>
> So the best we can do is in the case of (2), default to creating an
> empty /etc/machine-id, while giving the possibility for the user
> implementing (3) in its own way, to disable the creation of the empty
> /etc/machine-id.
>
> Best regards,
>
> Thomas
> --
> Thomas Petazzoni, CTO, Bootlin
> Embedded Linux and Kernel engineering
> https://bootlin.com
>

Patch
diff mbox series

diff --git a/package/systemd/Config.in b/package/systemd/Config.in
index aef39abe27..fadc1a32c8 100644
--- a/package/systemd/Config.in
+++ b/package/systemd/Config.in

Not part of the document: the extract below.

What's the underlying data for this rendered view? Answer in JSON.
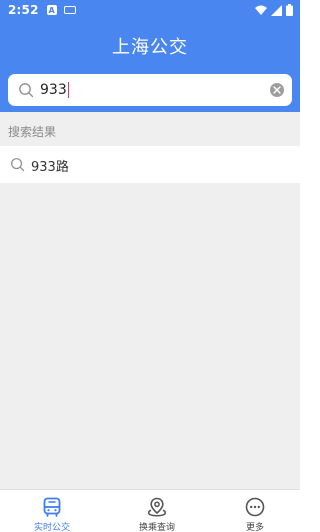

@@ -112,6 +112,19 @@  config BR2_PACKAGE_SYSTEMD_BOOT_EFI_ARCH
 	default "x64"   if BR2_x86_64
 	depends on BR2_PACKAGE_SYSTEMD_BOOT
 
+config BR2_PACKAGE_SYSTEMD_MACHINEID_FILE
+	bool "Install empty machine id file"
+	default y
+	help
+	  The /etc/machine-id file contains the unique machine ID
+	  of the local system that is set during installation or
+	  boot. The machine ID is a single newline-terminated,
+	  hexadecimal, 32-character, lowercase ID. When decoded from
+	  hexadecimal, this corresponds to a 16-byte/128-bit value.
+	  This ID may not be all zeros.
+
+	  https://www.freedesktop.org/software/systemd/man/machine-id.html
+
 config BR2_PACKAGE_SYSTEMD_JOURNAL_GATEWAY
 	bool "HTTP server for journal events"
 	select BR2_PACKAGE_LIBMICROHTTPD
diff --git a/package/systemd/systemd.mk b/package/systemd/systemd.mk
index 92490eb86b..fc348fe120 100644
--- a/package/systemd/systemd.mk
+++ b/package/systemd/systemd.mk
@@ -461,9 +461,11 @@  define SYSTEMD_INSTALL_INIT_HOOK
 		$(TARGET_DIR)/etc/systemd/system/multi-user.target.wants/remote-fs.target
 endef
 
+ifeq ($(BR2_PACKAGE_SYSTEMD_MACHINEID_FILE),y)
 define SYSTEMD_INSTALL_MACHINEID_HOOK
 	touch $(TARGET_DIR)/etc/machine-id
 endef
+endif
 
 SYSTEMD_POST_INSTALL_TARGET_HOOKS += \
 	SYSTEMD_INSTALL_TARGET_CRYPTSETUP \